Haven't even read the Lansing rags yet (one was right on this, the other obviously received some really bad information), so we will just stick with the AP for the latest on Mike and Andy's lost weekend.
Besides the Senate Democrats declining to participate in any "back room deal" between the two... ahem... "leaders", it appears that the House has no intention of going along with the Senate Republican plans, either. Although they are planning on shooting for $1.2B in cuts, they also mention a little thing called "revenue". And my oh my has the tone radically changed from this morning, like the buzz has worn off, and the hangover has begun.
And you can forget about moving budgets anytime soon.

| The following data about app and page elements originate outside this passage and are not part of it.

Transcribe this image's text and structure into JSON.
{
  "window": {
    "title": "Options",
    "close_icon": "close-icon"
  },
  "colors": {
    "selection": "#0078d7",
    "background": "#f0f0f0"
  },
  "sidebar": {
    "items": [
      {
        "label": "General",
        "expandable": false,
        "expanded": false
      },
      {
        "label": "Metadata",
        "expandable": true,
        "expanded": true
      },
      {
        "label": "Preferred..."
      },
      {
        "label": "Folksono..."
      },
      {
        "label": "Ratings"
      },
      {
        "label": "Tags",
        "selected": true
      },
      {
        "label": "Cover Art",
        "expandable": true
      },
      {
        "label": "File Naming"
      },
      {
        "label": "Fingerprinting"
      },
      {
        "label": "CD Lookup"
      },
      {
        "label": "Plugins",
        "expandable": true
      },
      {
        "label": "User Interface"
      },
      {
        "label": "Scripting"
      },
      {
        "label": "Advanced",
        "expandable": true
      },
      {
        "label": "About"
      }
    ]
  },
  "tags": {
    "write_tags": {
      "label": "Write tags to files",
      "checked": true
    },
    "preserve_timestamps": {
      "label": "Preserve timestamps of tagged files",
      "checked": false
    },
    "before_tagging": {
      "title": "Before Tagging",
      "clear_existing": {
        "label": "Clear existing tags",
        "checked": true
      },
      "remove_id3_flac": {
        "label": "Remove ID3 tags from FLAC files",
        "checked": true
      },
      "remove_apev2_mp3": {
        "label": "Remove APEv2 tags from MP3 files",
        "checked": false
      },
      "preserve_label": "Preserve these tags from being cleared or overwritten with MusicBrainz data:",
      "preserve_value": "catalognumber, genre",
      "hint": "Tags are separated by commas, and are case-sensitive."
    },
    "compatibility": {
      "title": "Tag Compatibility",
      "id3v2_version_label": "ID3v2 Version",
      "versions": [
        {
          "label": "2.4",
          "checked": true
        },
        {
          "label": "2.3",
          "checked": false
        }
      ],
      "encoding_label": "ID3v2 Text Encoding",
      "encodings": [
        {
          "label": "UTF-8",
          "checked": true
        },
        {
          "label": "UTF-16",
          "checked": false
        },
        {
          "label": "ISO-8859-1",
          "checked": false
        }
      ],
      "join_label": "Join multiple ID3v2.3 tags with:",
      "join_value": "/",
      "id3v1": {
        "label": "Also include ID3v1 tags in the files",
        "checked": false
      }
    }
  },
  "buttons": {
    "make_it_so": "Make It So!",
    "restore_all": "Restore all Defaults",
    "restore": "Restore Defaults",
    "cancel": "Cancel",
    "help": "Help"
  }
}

Dillon, of Redford Township, told reporters he wanted House-Senate conference committees to start meeting Tuesday or first thing Wednesday. But no hearings were scheduled, and Dillon did not appoint members to the panels.
Bishop told reporters that House and Senate Appropriations Committee members negotiating individual budget bills were expected to shoot for at least $1.2 billion in Senate-approved cuts as their target. Yet he added: "We don't know if those meetings are going to be fruitful."
Dillon said he was prepared to pass "very difficult" budget bills.
"But I need some comfort that I'm going to protect those values of the Democratic House and the governor," he said.
House Appropriations Chairman George Cushingberry Jr., D-Detroit, said the intent was for the House to pass $1.2 billion in cuts, but not necessarily the same reductions the Senate approved months ago. The House would pass tax proposals to offset some cuts, he said.
Looks like someone stepped up in the House and said "no" to Mike and Andy's Excellent Plan. Good. Now everyone is settling down and looking at a little thing called "reality".
Dillon, who met with Granholm Tuesday, said House Democrats were studying which of her tax proposals they could support.
Asked if the governor told him she would veto a budget with only cuts and not additional tax revenue, Dillon said "she's aware of the strategy, where we're heading and she's keeping an open mind."
Granholm spokeswoman Liz Boyd said the Senate cuts would go too far.
Bet that was an Excellent Meeting. Not.
Stay tuned for the further adventures of Mike and Andy. You just can't wait sometimes to see what they come up with next.